HARD AT WORK London Trussel, 11, does homework on a laptop provided by her school. COURTESY LONDON TRUSSEL

Students all over the world have been home from school because of the coronavirus pandemic. According to the United Nations Educational, Scientific, and Cultural Organization, more than 90% of students worldwide have been affected by school closures. Most learning is taking place online.

Teachers and students are adjusting to the sudden change. They’re using technology to connect in virtual virtual LISEGAGNE—GETTY IMAGES not physically existing but simulated by computer software (adjective) The students went on a virtual field trip to Peru. classrooms so education can continue during the pandemic.
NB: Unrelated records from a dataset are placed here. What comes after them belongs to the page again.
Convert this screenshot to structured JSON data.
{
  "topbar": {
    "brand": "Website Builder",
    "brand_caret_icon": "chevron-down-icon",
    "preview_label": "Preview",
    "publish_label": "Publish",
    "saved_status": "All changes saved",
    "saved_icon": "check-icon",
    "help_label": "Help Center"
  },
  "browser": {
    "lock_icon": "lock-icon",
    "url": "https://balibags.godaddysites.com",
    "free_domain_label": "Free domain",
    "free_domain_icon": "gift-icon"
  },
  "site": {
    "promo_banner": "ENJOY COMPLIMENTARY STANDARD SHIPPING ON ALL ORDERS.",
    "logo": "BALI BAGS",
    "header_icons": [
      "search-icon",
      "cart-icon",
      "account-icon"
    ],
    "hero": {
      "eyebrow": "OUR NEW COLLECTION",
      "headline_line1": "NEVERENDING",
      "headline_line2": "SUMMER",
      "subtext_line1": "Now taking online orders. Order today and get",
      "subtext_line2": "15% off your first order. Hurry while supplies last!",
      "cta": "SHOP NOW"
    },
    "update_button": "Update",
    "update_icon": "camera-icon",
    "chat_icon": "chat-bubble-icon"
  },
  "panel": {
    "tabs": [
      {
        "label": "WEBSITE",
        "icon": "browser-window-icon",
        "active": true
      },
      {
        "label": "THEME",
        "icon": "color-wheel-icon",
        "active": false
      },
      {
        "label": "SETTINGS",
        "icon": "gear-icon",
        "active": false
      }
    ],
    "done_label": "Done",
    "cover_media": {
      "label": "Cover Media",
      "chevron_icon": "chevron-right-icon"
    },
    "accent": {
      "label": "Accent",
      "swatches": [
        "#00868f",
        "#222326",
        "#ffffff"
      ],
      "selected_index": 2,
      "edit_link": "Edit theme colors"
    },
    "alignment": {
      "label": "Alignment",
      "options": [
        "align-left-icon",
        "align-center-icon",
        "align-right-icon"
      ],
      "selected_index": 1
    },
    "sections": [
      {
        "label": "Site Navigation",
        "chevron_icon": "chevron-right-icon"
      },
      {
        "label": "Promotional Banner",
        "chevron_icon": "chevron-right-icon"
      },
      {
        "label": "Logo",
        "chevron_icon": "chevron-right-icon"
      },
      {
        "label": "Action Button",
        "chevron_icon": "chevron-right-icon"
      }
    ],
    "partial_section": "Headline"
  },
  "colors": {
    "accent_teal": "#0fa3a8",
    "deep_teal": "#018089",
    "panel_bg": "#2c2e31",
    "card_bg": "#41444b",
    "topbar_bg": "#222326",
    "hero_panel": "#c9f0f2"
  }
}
But how do teachers reach students who don’t have access to computers and tablets or reliable Wi-Fi? Educators say the pandemic has highlighted the “digital divide.” That’s the split between those who have access to the Internet and those who do not.

“It’s been impacting students all across the country” for a long time, Sonja Santelises told TIME for Kids. She’s the CEO of Baltimore City Public Schools, in Maryland. But “in a time of crisis,” she adds, “that divide is clearer and it’s starker stark PAPER BOAT CREATIVE/GETTY IMAGES severe; obvious (adjective) Even though they're twins, there are stark differences in the way they look. .”

Coming Together

To make sure students have better access to education during the pandemic, school districts across the United States are finding ways to overcome the digital divide. In Baltimore, kids can now watch lessons on cable TV. In Tucson, Arizona, school buses equipped with Wi-Fi have been sent to neighborhoods where many people lack Internet access. And in Chicago, Illinois, more than 100,000 laptops and tablets were given to students who needed them.

Teachers are getting creative too. In Madison, South Dakota, sixth-grade teacher Chris Waba set up a whiteboard outside a student’s front door for a one-on-one lesson. In University City, Missouri, second-grade teacher Lora Davenport dropped off learning packets and books at children’s homes. “It’s been very old-fashioned and very personalized communication with the students,” she says.

Santelises says communication is exactly what kids need right now. “The biggest challenge—no matter what ZIP code, neighborhood, or school—has been the need to connect and be part of the school community,” she says.

Students are being resourceful too. They’re working hard and staying positive. University City fifth-grader London Trussel has advice for them. “Trust the process,” she says. “All this stuff is happening, but it will stop soon. Just be patient and wait, and then we’ll all go back to school.”